Problem to solve: Using the records below, copy every line that holds the string "COMPUTER".

Records from a dataset:
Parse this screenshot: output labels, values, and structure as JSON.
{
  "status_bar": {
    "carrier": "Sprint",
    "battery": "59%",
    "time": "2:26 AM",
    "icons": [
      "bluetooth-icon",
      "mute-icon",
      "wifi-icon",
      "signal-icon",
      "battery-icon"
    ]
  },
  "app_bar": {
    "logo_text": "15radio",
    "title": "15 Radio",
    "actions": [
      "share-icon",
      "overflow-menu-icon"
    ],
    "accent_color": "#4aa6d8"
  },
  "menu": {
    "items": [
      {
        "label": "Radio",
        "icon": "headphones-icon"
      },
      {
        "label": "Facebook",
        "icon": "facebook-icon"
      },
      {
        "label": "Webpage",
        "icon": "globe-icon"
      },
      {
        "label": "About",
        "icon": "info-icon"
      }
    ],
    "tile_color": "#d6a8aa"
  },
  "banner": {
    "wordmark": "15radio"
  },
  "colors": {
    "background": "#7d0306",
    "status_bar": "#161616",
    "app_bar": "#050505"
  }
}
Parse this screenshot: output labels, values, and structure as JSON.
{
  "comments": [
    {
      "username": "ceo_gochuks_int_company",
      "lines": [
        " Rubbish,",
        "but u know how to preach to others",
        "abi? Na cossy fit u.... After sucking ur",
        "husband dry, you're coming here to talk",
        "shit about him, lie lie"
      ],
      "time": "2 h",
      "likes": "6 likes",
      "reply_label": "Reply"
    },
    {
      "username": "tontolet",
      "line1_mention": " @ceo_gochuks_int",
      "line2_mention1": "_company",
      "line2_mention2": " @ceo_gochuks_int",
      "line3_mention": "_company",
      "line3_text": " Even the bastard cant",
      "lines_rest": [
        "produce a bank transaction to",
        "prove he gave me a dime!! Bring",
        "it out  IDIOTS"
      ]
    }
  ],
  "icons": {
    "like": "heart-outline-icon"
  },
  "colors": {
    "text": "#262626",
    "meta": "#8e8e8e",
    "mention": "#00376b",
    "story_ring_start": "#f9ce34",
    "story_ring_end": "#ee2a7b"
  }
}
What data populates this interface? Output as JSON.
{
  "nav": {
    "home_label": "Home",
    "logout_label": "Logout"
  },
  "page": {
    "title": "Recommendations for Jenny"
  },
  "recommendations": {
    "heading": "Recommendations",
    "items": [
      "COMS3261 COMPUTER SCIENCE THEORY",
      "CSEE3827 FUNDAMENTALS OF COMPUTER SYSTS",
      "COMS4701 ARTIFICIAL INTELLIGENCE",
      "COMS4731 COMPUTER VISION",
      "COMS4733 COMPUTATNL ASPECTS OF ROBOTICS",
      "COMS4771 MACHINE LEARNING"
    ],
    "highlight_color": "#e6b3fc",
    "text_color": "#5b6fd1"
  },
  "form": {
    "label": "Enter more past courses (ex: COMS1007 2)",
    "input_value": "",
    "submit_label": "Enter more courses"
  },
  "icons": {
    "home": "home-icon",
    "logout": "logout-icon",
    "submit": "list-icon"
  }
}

Solution for this exercise:
      "COMS3261 COMPUTER SCIENCE THEORY",
      "CSEE3827 FUNDAMENTALS OF COMPUTER SYSTS",
      "COMS4731 COMPUTER VISION",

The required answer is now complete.